===== RECORDS FOR THE EXERCISE

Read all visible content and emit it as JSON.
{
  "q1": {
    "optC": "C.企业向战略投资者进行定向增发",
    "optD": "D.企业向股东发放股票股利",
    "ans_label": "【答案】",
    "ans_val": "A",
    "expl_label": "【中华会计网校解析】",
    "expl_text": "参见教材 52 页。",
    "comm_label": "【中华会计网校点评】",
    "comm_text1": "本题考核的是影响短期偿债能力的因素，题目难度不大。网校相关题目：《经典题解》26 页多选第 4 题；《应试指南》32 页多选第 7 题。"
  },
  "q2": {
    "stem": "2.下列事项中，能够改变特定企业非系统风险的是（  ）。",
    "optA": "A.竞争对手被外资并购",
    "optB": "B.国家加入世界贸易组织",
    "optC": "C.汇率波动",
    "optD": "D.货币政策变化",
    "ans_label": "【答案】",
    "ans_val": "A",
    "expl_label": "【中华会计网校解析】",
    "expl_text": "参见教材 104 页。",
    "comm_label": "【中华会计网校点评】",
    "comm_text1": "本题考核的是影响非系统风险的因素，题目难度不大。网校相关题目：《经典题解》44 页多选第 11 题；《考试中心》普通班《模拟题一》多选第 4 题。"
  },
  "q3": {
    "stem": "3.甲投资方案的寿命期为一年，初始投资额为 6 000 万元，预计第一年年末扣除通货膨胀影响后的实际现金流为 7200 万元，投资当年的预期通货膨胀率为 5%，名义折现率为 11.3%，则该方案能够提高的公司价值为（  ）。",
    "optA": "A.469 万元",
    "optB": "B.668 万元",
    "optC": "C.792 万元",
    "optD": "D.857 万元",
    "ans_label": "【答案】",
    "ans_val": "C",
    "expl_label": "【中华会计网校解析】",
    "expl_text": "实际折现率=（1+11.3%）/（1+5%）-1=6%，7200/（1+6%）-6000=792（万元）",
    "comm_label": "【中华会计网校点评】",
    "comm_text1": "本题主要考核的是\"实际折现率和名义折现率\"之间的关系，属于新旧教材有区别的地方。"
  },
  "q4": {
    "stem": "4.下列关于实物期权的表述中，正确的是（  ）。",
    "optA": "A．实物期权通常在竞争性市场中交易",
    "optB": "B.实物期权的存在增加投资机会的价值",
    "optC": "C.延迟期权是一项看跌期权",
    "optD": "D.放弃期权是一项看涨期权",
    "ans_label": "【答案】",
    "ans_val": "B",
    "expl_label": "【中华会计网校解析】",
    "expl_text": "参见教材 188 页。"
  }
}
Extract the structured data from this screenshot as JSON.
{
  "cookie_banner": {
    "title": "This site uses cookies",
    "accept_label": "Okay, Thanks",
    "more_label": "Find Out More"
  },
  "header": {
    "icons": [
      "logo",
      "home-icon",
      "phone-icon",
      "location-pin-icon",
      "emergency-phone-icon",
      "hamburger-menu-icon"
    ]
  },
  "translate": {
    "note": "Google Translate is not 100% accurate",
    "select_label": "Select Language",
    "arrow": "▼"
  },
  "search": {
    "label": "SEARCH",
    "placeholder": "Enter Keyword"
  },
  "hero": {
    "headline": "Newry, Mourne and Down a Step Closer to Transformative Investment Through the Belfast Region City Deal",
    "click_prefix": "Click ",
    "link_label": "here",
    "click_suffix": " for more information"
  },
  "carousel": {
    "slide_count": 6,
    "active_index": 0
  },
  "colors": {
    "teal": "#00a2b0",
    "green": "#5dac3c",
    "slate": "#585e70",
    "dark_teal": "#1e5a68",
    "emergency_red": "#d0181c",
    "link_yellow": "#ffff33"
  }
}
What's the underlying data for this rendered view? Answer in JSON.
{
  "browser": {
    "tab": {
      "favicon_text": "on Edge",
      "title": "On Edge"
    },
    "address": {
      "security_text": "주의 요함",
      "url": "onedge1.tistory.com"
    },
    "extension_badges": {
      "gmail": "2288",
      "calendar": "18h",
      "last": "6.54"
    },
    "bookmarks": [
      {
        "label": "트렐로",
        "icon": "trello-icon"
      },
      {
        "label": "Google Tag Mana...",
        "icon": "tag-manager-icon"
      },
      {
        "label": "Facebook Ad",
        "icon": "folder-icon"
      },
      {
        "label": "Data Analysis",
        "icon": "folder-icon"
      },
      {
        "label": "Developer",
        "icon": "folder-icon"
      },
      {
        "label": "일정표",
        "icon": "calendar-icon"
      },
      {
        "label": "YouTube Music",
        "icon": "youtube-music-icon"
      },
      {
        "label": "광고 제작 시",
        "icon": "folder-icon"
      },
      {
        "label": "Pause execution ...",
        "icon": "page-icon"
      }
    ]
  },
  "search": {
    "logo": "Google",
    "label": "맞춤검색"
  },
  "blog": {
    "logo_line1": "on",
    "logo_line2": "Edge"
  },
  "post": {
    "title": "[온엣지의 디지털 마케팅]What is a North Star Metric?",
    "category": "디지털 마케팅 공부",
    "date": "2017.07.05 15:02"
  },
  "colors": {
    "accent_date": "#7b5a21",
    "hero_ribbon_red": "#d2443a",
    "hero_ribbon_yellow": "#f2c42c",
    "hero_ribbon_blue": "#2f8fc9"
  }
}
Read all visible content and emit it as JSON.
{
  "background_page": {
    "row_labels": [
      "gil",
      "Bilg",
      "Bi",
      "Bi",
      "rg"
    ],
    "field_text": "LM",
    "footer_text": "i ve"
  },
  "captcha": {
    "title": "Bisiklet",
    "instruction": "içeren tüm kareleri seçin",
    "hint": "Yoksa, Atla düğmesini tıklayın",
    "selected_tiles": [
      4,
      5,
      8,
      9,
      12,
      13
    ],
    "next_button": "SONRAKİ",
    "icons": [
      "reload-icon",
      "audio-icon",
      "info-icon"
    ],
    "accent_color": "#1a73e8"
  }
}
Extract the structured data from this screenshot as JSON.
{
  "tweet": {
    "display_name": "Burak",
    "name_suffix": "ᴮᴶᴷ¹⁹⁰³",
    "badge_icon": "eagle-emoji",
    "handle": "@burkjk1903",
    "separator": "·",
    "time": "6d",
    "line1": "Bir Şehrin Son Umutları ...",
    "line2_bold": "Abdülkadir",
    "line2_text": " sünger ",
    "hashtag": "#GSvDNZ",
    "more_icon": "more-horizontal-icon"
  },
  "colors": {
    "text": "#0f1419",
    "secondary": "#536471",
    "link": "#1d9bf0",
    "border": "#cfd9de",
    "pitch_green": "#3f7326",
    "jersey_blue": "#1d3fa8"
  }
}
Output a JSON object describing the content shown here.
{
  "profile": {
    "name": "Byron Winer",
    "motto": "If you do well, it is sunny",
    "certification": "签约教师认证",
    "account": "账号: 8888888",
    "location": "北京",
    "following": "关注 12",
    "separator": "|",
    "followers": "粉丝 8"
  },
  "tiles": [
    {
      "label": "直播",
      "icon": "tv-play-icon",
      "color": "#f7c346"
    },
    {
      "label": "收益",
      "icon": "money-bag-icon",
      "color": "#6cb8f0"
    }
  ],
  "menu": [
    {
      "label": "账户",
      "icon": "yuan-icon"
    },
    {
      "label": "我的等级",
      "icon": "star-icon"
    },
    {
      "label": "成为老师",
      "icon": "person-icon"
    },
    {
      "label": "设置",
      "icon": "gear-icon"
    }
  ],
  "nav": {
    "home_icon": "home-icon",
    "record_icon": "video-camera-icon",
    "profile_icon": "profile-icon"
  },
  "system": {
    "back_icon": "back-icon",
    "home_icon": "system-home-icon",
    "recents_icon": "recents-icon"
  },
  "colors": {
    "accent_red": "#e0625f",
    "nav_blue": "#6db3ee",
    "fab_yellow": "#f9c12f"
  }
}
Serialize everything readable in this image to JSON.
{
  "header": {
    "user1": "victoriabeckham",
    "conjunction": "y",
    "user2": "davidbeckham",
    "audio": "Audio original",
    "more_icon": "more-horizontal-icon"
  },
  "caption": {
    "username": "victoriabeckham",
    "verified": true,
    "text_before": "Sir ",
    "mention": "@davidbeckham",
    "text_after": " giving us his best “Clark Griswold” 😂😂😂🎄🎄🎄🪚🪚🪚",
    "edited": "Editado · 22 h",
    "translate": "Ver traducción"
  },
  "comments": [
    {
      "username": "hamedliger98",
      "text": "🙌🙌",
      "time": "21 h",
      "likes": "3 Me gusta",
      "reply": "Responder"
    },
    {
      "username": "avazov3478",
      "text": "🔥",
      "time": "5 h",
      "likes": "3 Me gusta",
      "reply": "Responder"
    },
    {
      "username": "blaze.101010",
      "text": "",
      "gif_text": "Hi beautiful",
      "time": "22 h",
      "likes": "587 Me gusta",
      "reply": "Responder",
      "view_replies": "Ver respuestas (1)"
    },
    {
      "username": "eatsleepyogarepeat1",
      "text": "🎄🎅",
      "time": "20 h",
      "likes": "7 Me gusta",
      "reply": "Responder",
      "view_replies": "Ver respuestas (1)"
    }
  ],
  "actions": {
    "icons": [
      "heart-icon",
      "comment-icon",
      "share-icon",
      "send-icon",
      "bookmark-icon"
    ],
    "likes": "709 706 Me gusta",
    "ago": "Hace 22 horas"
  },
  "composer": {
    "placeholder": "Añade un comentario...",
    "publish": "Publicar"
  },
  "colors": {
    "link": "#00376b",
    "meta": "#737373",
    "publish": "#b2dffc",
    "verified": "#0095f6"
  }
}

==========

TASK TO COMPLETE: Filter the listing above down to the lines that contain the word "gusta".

TASK SOLUTION:
      "likes": "3 Me gusta",
      "likes": "3 Me gusta",
      "likes": "587 Me gusta",
      "likes": "7 Me gusta",
    "likes": "709 706 Me gusta",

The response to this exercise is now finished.